The Temperate Database is in the process of being updated, with new records being added and old ones being checked and brought up to date where necessary. This record has not yet been checked and updated.
Holboellia angustifolia is a Evergreen Climber
It is harvested from the wild for local use as a food and medicine
E. Asia - Himalayas to C. China.
Scrub and gorges, 600 - 1800 metres in W. Hubei. Mixed forest on mountain slopes, edge of forests, hillsides, along valleys and by streams at elevations of 1000 - 2700 metres[
Easily grown in any fertile soil in sun or part shade[
]. Plants grow best on a shady wall or when grown into a tree[
]. They succeed in sun or deep shade, but fruits are much more likely to be produced when the plants are grown in a sunny position[
Not fully hardy in Britain, it is probably hardier than the closely related H. coriacea, tolerating temperatures down to about -15°c[
] but it can be damaged by prolonged periods below -5°c[
]. Plants are hardy at Kew but they do not fruit freely in this country[
]. Hand pollination would probably help[
], fruits are more likely to form in hot summers[
]. There is also some doubt as to whether the plants are monoecious or dioecious, it would be best to grow at least two distinct plants (not cuttings from one plant) and make sure that male and female flowers are present[

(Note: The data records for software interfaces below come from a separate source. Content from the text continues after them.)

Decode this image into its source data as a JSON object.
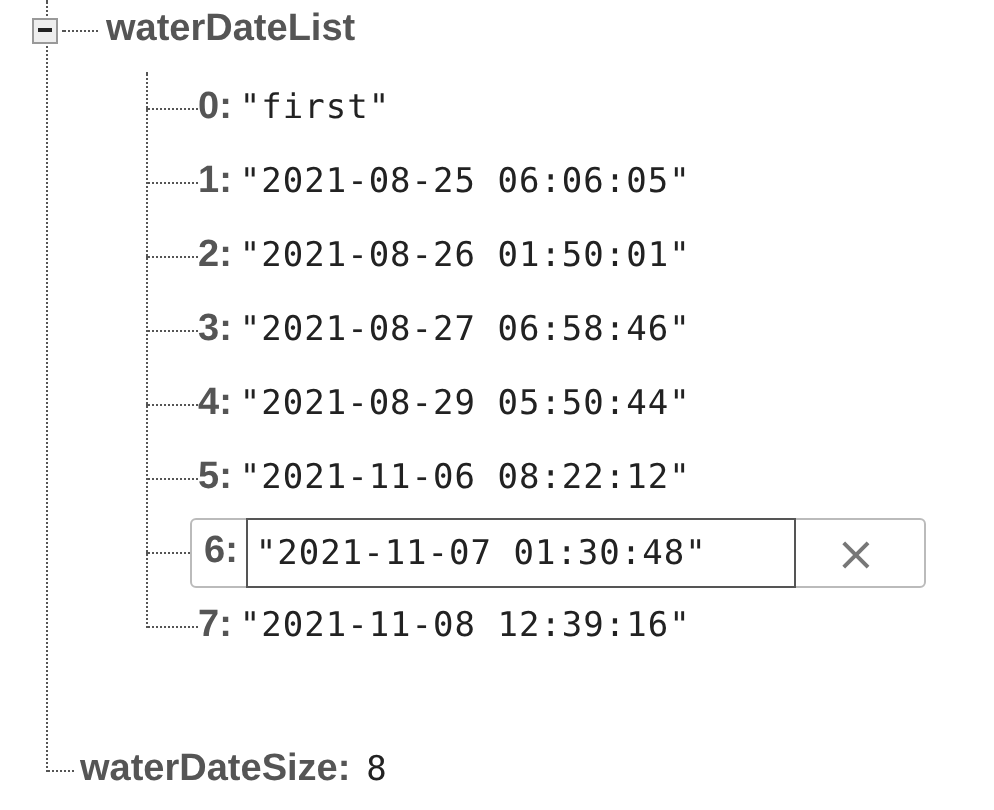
{
  "node": {
    "key": "waterDateList",
    "expanded": true,
    "children": [
      {
        "key": "0:",
        "value": "\"first\"",
        "editing": false
      },
      {
        "key": "1:",
        "value": "\"2021-08-25 06:06:05\"",
        "editing": false
      },
      {
        "key": "2:",
        "value": "\"2021-08-26 01:50:01\"",
        "editing": false
      },
      {
        "key": "3:",
        "value": "\"2021-08-27 06:58:46\"",
        "editing": false
      },
      {
        "key": "4:",
        "value": "\"2021-08-29 05:50:44\"",
        "editing": false
      },
      {
        "key": "5:",
        "value": "\"2021-11-06 08:22:12\"",
        "editing": false
      },
      {
        "key": "6:",
        "value": "\"2021-11-07 01:30:48\"",
        "editing": true,
        "delete_button": "×"
      },
      {
        "key": "7:",
        "value": "\"2021-11-08 12:39:16\"",
        "editing": false
      }
    ]
  },
  "sibling": {
    "key": "waterDateSize:",
    "value": "8"
  }
}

]. The flowers are sweetly and heavily scented. The males are produced on the previous years wood whilst females are produced on the current years wood[

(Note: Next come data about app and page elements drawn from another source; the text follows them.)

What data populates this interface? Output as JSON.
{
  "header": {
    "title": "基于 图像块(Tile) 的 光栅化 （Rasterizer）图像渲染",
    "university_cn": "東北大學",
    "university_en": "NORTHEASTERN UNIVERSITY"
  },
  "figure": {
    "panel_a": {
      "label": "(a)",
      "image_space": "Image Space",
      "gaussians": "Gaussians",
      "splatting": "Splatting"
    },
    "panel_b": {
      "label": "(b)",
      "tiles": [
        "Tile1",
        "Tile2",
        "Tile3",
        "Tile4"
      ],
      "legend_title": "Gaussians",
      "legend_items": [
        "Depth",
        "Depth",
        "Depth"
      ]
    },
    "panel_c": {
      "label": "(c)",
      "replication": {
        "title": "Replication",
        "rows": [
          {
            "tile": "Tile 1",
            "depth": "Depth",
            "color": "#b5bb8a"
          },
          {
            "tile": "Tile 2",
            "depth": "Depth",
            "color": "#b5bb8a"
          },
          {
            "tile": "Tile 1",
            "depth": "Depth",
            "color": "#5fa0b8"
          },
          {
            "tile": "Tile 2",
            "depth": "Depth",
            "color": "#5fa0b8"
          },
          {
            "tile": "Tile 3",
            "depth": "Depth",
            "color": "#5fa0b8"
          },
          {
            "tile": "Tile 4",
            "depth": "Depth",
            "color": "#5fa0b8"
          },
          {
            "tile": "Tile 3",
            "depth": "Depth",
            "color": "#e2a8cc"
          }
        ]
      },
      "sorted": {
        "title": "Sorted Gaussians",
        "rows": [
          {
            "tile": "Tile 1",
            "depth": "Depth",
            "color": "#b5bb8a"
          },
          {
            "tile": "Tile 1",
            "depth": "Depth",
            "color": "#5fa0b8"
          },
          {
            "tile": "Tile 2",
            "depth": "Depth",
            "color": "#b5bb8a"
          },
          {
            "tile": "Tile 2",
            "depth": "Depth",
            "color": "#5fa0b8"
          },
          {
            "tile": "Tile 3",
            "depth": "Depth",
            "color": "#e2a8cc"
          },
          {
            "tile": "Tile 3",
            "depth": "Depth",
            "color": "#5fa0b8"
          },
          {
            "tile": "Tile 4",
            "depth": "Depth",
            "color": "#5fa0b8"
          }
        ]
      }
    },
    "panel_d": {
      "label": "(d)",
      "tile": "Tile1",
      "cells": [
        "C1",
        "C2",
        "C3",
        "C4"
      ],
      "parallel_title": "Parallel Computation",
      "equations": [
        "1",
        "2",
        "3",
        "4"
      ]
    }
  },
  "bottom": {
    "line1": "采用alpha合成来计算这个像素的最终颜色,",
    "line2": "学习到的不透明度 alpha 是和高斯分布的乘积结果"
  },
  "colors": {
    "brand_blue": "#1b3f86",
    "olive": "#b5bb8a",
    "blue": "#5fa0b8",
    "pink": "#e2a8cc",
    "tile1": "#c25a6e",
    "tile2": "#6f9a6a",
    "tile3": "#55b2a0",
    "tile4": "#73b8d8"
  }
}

Plants are fast growing[
] and climb by means of twining[
This genus is closely related to Stauntonia spp[
Fruit - raw[
]. Often considered to be insipid, it is a startling metallic-blue colour, sausage-shaped with many black seeds in the white pulp. The fruit can be up to 8cm long and 5cm wide[
The roots and stems are used medicinally[

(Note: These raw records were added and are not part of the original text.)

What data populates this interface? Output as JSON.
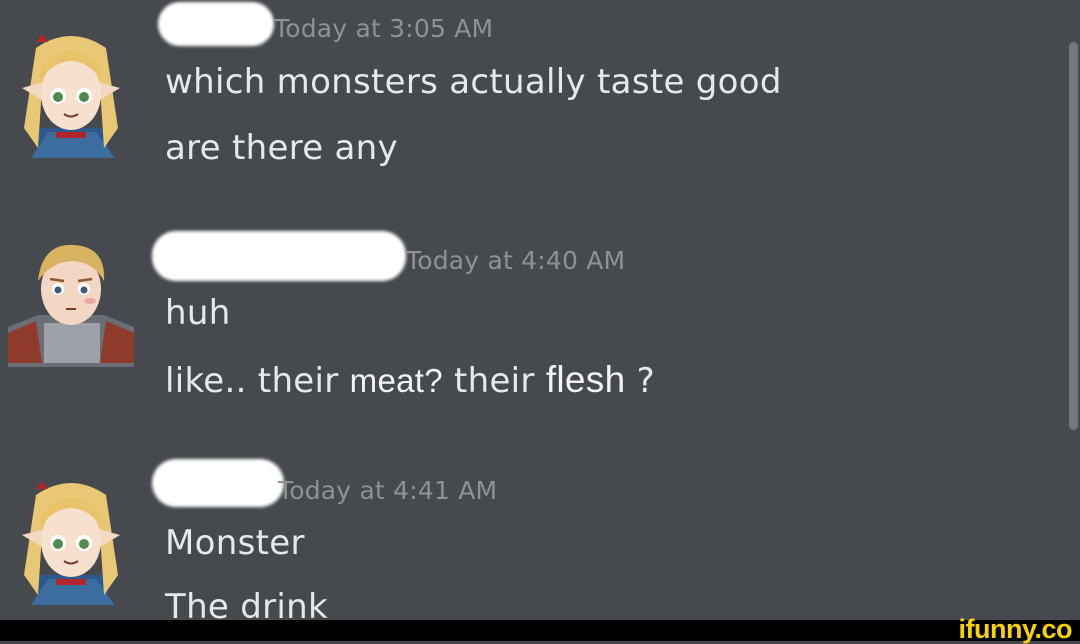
{
  "messages": [
    {
      "avatar_icon": "elf-girl-avatar-icon",
      "timestamp": "Today at 3:05 AM",
      "lines": [
        "which monsters actually taste good",
        "are there any"
      ]
    },
    {
      "avatar_icon": "blond-knight-avatar-icon",
      "timestamp": "Today at 4:40 AM",
      "lines": [
        "huh"
      ],
      "rich_line": {
        "part1": "like.. their ",
        "part2": "meat?",
        "part3": " their ",
        "part4": "flesh",
        "part5": " ?"
      }
    },
    {
      "avatar_icon": "elf-girl-avatar-icon",
      "timestamp": "Today at 4:41 AM",
      "lines": [
        "Monster",
        "The drink"
      ]
    }
  ],
  "watermark": "ifunny.co",
  "colors": {
    "background": "#464a4f",
    "message_text": "#e6e8ea",
    "timestamp": "#8e9297",
    "watermark": "#f7d200"
  }
}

]. No further information is given.
Seed - we have no details on this species but suggest sowing the seed as soon as it is ripe if this is possible, otherwise as soon as you obtain it, in a warm greenhouse. When they are large enough to handle, prick the seedlings out into individual pots and grow them on in the greenhouse for at least their first winter. Plant them out into their permanent positions in late spring or early summer, after the last expected frosts.
Cuttings of softwood[
Cuttings of half-ripe wood in late summer or autumn[